REQUIRED WORK: Restate every record word for word, without the pictures.

---------- EXERCISE DATA ----------

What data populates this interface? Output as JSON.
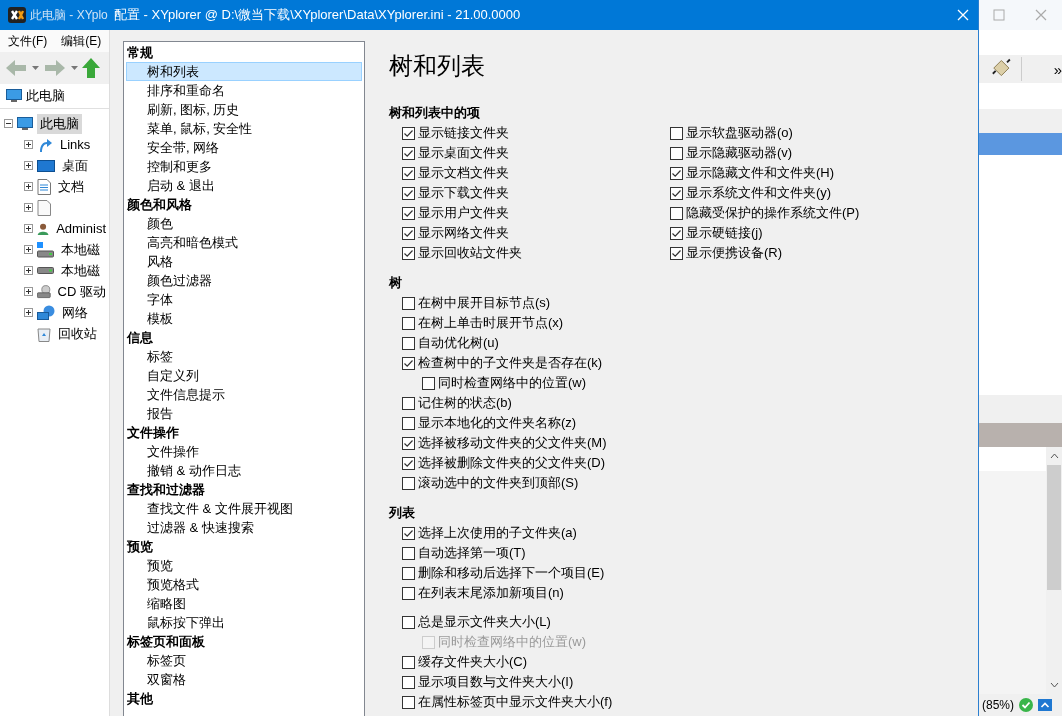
{
  "app_window": {
    "title": "此电脑 - XYplo",
    "menu": [
      "文件(F)",
      "编辑(E)"
    ],
    "address": "此电脑",
    "tree": [
      {
        "label": "此电脑",
        "kind": "computer",
        "selected": true,
        "expanded": true,
        "children": [
          {
            "label": "Links",
            "kind": "link",
            "selected": false,
            "expanded": false
          },
          {
            "label": "桌面",
            "kind": "desktop",
            "selected": false,
            "expanded": false
          },
          {
            "label": "文档",
            "kind": "document",
            "selected": false,
            "expanded": false
          },
          {
            "kind": "file",
            "selected": false,
            "expanded": false
          },
          {
            "label": "Administ",
            "kind": "user",
            "selected": false,
            "expanded": false
          },
          {
            "label": "本地磁",
            "kind": "drive-windows",
            "selected": false,
            "expanded": false
          },
          {
            "label": "本地磁",
            "kind": "drive",
            "selected": false,
            "expanded": false
          },
          {
            "label": "CD 驱动",
            "kind": "cd",
            "selected": false,
            "expanded": false
          },
          {
            "label": "网络",
            "kind": "network",
            "selected": false,
            "expanded": false
          },
          {
            "label": "回收站",
            "kind": "recycle",
            "selected": false
          }
        ]
      }
    ],
    "overflow_button": "»",
    "status_zoom": "(85%)"
  },
  "dialog": {
    "title": "配置 - XYplorer @ D:\\微当下载\\XYplorer\\Data\\XYplorer.ini - 21.00.0000",
    "nav": [
      {
        "label": "常规",
        "items": [
          {
            "label": "树和列表",
            "selected": true
          },
          {
            "label": "排序和重命名",
            "selected": false
          },
          {
            "label": "刷新, 图标, 历史",
            "selected": false
          },
          {
            "label": "菜单, 鼠标, 安全性",
            "selected": false
          },
          {
            "label": "安全带, 网络",
            "selected": false
          },
          {
            "label": "控制和更多",
            "selected": false
          },
          {
            "label": "启动 & 退出",
            "selected": false
          }
        ]
      },
      {
        "label": "颜色和风格",
        "items": [
          {
            "label": "颜色",
            "selected": false
          },
          {
            "label": "高亮和暗色模式",
            "selected": false
          },
          {
            "label": "风格",
            "selected": false
          },
          {
            "label": "颜色过滤器",
            "selected": false
          },
          {
            "label": "字体",
            "selected": false
          },
          {
            "label": "模板",
            "selected": false
          }
        ]
      },
      {
        "label": "信息",
        "items": [
          {
            "label": "标签",
            "selected": false
          },
          {
            "label": "自定义列",
            "selected": false
          },
          {
            "label": "文件信息提示",
            "selected": false
          },
          {
            "label": "报告",
            "selected": false
          }
        ]
      },
      {
        "label": "文件操作",
        "items": [
          {
            "label": "文件操作",
            "selected": false
          },
          {
            "label": "撤销 & 动作日志",
            "selected": false
          }
        ]
      },
      {
        "label": "查找和过滤器",
        "items": [
          {
            "label": "查找文件 & 文件展开视图",
            "selected": false
          },
          {
            "label": "过滤器 & 快速搜索",
            "selected": false
          }
        ]
      },
      {
        "label": "预览",
        "items": [
          {
            "label": "预览",
            "selected": false
          },
          {
            "label": "预览格式",
            "selected": false
          },
          {
            "label": "缩略图",
            "selected": false
          },
          {
            "label": "鼠标按下弹出",
            "selected": false
          }
        ]
      },
      {
        "label": "标签页和面板",
        "items": [
          {
            "label": "标签页",
            "selected": false
          },
          {
            "label": "双窗格",
            "selected": false
          }
        ]
      },
      {
        "label": "其他"
      }
    ],
    "page_title": "树和列表",
    "sections": [
      {
        "title": "树和列表中的项",
        "columns": [
          [
            [
              {
                "label": "显示链接文件夹",
                "checked": true,
                "disabled": false
              },
              {
                "label": "显示桌面文件夹",
                "checked": true,
                "disabled": false
              },
              {
                "label": "显示文档文件夹",
                "checked": true,
                "disabled": false
              },
              {
                "label": "显示下载文件夹",
                "checked": true,
                "disabled": false
              },
              {
                "label": "显示用户文件夹",
                "checked": true,
                "disabled": false
              },
              {
                "label": "显示网络文件夹",
                "checked": true,
                "disabled": false
              },
              {
                "label": "显示回收站文件夹",
                "checked": true,
                "disabled": false
              }
            ]
          ],
          [
            [
              {
                "label": "显示软盘驱动器(o)",
                "checked": false,
                "disabled": false
              },
              {
                "label": "显示隐藏驱动器(v)",
                "checked": false,
                "disabled": false
              },
              {
                "label": "显示隐藏文件和文件夹(H)",
                "checked": true,
                "disabled": false
              },
              {
                "label": "显示系统文件和文件夹(y)",
                "checked": true,
                "disabled": false
              },
              {
                "label": "隐藏受保护的操作系统文件(P)",
                "checked": false,
                "disabled": false
              },
              {
                "label": "显示硬链接(j)",
                "checked": true,
                "disabled": false
              },
              {
                "label": "显示便携设备(R)",
                "checked": true,
                "disabled": false
              }
            ]
          ]
        ]
      },
      {
        "title": "树",
        "columns": [
          [
            [
              {
                "label": "在树中展开目标节点(s)",
                "checked": false,
                "disabled": false
              },
              {
                "label": "在树上单击时展开节点(x)",
                "checked": false,
                "disabled": false
              },
              {
                "label": "自动优化树(u)",
                "checked": false,
                "disabled": false
              },
              {
                "label": "检查树中的子文件夹是否存在(k)",
                "checked": true,
                "disabled": false,
                "children": [
                  {
                    "label": "同时检查网络中的位置(w)",
                    "checked": false,
                    "disabled": false
                  }
                ]
              },
              {
                "label": "记住树的状态(b)",
                "checked": false,
                "disabled": false
              },
              {
                "label": "显示本地化的文件夹名称(z)",
                "checked": false,
                "disabled": false
              },
              {
                "label": "选择被移动文件夹的父文件夹(M)",
                "checked": true,
                "disabled": false
              },
              {
                "label": "选择被删除文件夹的父文件夹(D)",
                "checked": true,
                "disabled": false
              },
              {
                "label": "滚动选中的文件夹到顶部(S)",
                "checked": false,
                "disabled": false
              }
            ]
          ]
        ]
      },
      {
        "title": "列表",
        "columns": [
          [
            [
              {
                "label": "选择上次使用的子文件夹(a)",
                "checked": true,
                "disabled": false
              },
              {
                "label": "自动选择第一项(T)",
                "checked": false,
                "disabled": false
              },
              {
                "label": "删除和移动后选择下一个项目(E)",
                "checked": false,
                "disabled": false
              },
              {
                "label": "在列表末尾添加新项目(n)",
                "checked": false,
                "disabled": false
              }
            ],
            [
              {
                "label": "总是显示文件夹大小(L)",
                "checked": false,
                "disabled": false,
                "children": [
                  {
                    "label": "同时检查网络中的位置(w)",
                    "checked": false,
                    "disabled": true
                  }
                ]
              },
              {
                "label": "缓存文件夹大小(C)",
                "checked": false,
                "disabled": false
              },
              {
                "label": "显示项目数与文件夹大小(I)",
                "checked": false,
                "disabled": false
              },
              {
                "label": "在属性标签页中显示文件夹大小(f)",
                "checked": false,
                "disabled": false
              }
            ]
          ]
        ]
      }
    ]
  }
}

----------

RESULT FOR THIS EXERCISE:
What data populates this interface? Output as JSON.
{
  "app_window": {
    "title": "此电脑 - XYplo",
    "menu": [
      "文件(F)",
      "编辑(E)"
    ],
    "address": "此电脑",
    "tree": [
      {
        "label": "此电脑",
        "kind": "computer",
        "selected": true,
        "expanded": true,
        "children": [
          {
            "label": "Links",
            "kind": "link",
            "selected": false,
            "expanded": false
          },
          {
            "label": "桌面",
            "kind": "desktop",
            "selected": false,
            "expanded": false
          },
          {
            "label": "文档",
            "kind": "document",
            "selected": false,
            "expanded": false
          },
          {
            "kind": "file",
            "selected": false,
            "expanded": false
          },
          {
            "label": "Administ",
            "kind": "user",
            "selected": false,
            "expanded": false
          },
          {
            "label": "本地磁",
            "kind": "drive-windows",
            "selected": false,
            "expanded": false
          },
          {
            "label": "本地磁",
            "kind": "drive",
            "selected": false,
            "expanded": false
          },
          {
            "label": "CD 驱动",
            "kind": "cd",
            "selected": false,
            "expanded": false
          },
          {
            "label": "网络",
            "kind": "network",
            "selected": false,
            "expanded": false
          },
          {
            "label": "回收站",
            "kind": "recycle",
            "selected": false
          }
        ]
      }
    ],
    "overflow_button": "»",
    "status_zoom": "(85%)"
  },
  "dialog": {
    "title": "配置 - XYplorer @ D:\\微当下载\\XYplorer\\Data\\XYplorer.ini - 21.00.0000",
    "nav": [
      {
        "label": "常规",
        "items": [
          {
            "label": "树和列表",
            "selected": true
          },
          {
            "label": "排序和重命名",
            "selected": false
          },
          {
            "label": "刷新, 图标, 历史",
            "selected": false
          },
          {
            "label": "菜单, 鼠标, 安全性",
            "selected": false
          },
          {
            "label": "安全带, 网络",
            "selected": false
          },
          {
            "label": "控制和更多",
            "selected": false
          },
          {
            "label": "启动 & 退出",
            "selected": false
          }
        ]
      },
      {
        "label": "颜色和风格",
        "items": [
          {
            "label": "颜色",
            "selected": false
          },
          {
            "label": "高亮和暗色模式",
            "selected": false
          },
          {
            "label": "风格",
            "selected": false
          },
          {
            "label": "颜色过滤器",
            "selected": false
          },
          {
            "label": "字体",
            "selected": false
          },
          {
            "label": "模板",
            "selected": false
          }
        ]
      },
      {
        "label": "信息",
        "items": [
          {
            "label": "标签",
            "selected": false
          },
          {
            "label": "自定义列",
            "selected": false
          },
          {
            "label": "文件信息提示",
            "selected": false
          },
          {
            "label": "报告",
            "selected": false
          }
        ]
      },
      {
        "label": "文件操作",
        "items": [
          {
            "label": "文件操作",
            "selected": false
          },
          {
            "label": "撤销 & 动作日志",
            "selected": false
          }
        ]
      },
      {
        "label": "查找和过滤器",
        "items": [
          {
            "label": "查找文件 & 文件展开视图",
            "selected": false
          },
          {
            "label": "过滤器 & 快速搜索",
            "selected": false
          }
        ]
      },
      {
        "label": "预览",
        "items": [
          {
            "label": "预览",
            "selected": false
          },
          {
            "label": "预览格式",
            "selected": false
          },
          {
            "label": "缩略图",
            "selected": false
          },
          {
            "label": "鼠标按下弹出",
            "selected": false
          }
        ]
      },
      {
        "label": "标签页和面板",
        "items": [
          {
            "label": "标签页",
            "selected": false
          },
          {
            "label": "双窗格",
            "selected": false
          }
        ]
      },
      {
        "label": "其他"
      }
    ],
    "page_title": "树和列表",
    "sections": [
      {
        "title": "树和列表中的项",
        "columns": [
          [
            [
              {
                "label": "显示链接文件夹",
                "checked": true,
                "disabled": false
              },
              {
                "label": "显示桌面文件夹",
                "checked": true,
                "disabled": false
              },
              {
                "label": "显示文档文件夹",
                "checked": true,
                "disabled": false
              },
              {
                "label": "显示下载文件夹",
                "checked": true,
                "disabled": false
              },
              {
                "label": "显示用户文件夹",
                "checked": true,
                "disabled": false
              },
              {
                "label": "显示网络文件夹",
                "checked": true,
                "disabled": false
              },
              {
                "label": "显示回收站文件夹",
                "checked": true,
                "disabled": false
              }
            ]
          ],
          [
            [
              {
                "label": "显示软盘驱动器(o)",
                "checked": false,
                "disabled": false
              },
              {
                "label": "显示隐藏驱动器(v)",
                "checked": false,
                "disabled": false
              },
              {
                "label": "显示隐藏文件和文件夹(H)",
                "checked": true,
                "disabled": false
              },
              {
                "label": "显示系统文件和文件夹(y)",
                "checked": true,
                "disabled": false
              },
              {
                "label": "隐藏受保护的操作系统文件(P)",
                "checked": false,
                "disabled": false
              },
              {
                "label": "显示硬链接(j)",
                "checked": true,
                "disabled": false
              },
              {
                "label": "显示便携设备(R)",
                "checked": true,
                "disabled": false
              }
            ]
          ]
        ]
      },
      {
        "title": "树",
        "columns": [
          [
            [
              {
                "label": "在树中展开目标节点(s)",
                "checked": false,
                "disabled": false
              },
              {
                "label": "在树上单击时展开节点(x)",
                "checked": false,
                "disabled": false
              },
              {
                "label": "自动优化树(u)",
                "checked": false,
                "disabled": false
              },
              {
                "label": "检查树中的子文件夹是否存在(k)",
                "checked": true,
                "disabled": false,
                "children": [
                  {
                    "label": "同时检查网络中的位置(w)",
                    "checked": false,
                    "disabled": false
                  }
                ]
              },
              {
                "label": "记住树的状态(b)",
                "checked": false,
                "disabled": false
              },
              {
                "label": "显示本地化的文件夹名称(z)",
                "checked": false,
                "disabled": false
              },
              {
                "label": "选择被移动文件夹的父文件夹(M)",
                "checked": true,
                "disabled": false
              },
              {
                "label": "选择被删除文件夹的父文件夹(D)",
                "checked": true,
                "disabled": false
              },
              {
                "label": "滚动选中的文件夹到顶部(S)",
                "checked": false,
                "disabled": false
              }
            ]
          ]
        ]
      },
      {
        "title": "列表",
        "columns": [
          [
            [
              {
                "label": "选择上次使用的子文件夹(a)",
                "checked": true,
                "disabled": false
              },
              {
                "label": "自动选择第一项(T)",
                "checked": false,
                "disabled": false
              },
              {
                "label": "删除和移动后选择下一个项目(E)",
                "checked": false,
                "disabled": false
              },
              {
                "label": "在列表末尾添加新项目(n)",
                "checked": false,
                "disabled": false
              }
            ],
            [
              {
                "label": "总是显示文件夹大小(L)",
                "checked": false,
                "disabled": false,
                "children": [
                  {
                    "label": "同时检查网络中的位置(w)",
                    "checked": false,
                    "disabled": true
                  }
                ]
              },
              {
                "label": "缓存文件夹大小(C)",
                "checked": false,
                "disabled": false
              },
              {
                "label": "显示项目数与文件夹大小(I)",
                "checked": false,
                "disabled": false
              },
              {
                "label": "在属性标签页中显示文件夹大小(f)",
                "checked": false,
                "disabled": false
              }
            ]
          ]
        ]
      }
    ]
  }
}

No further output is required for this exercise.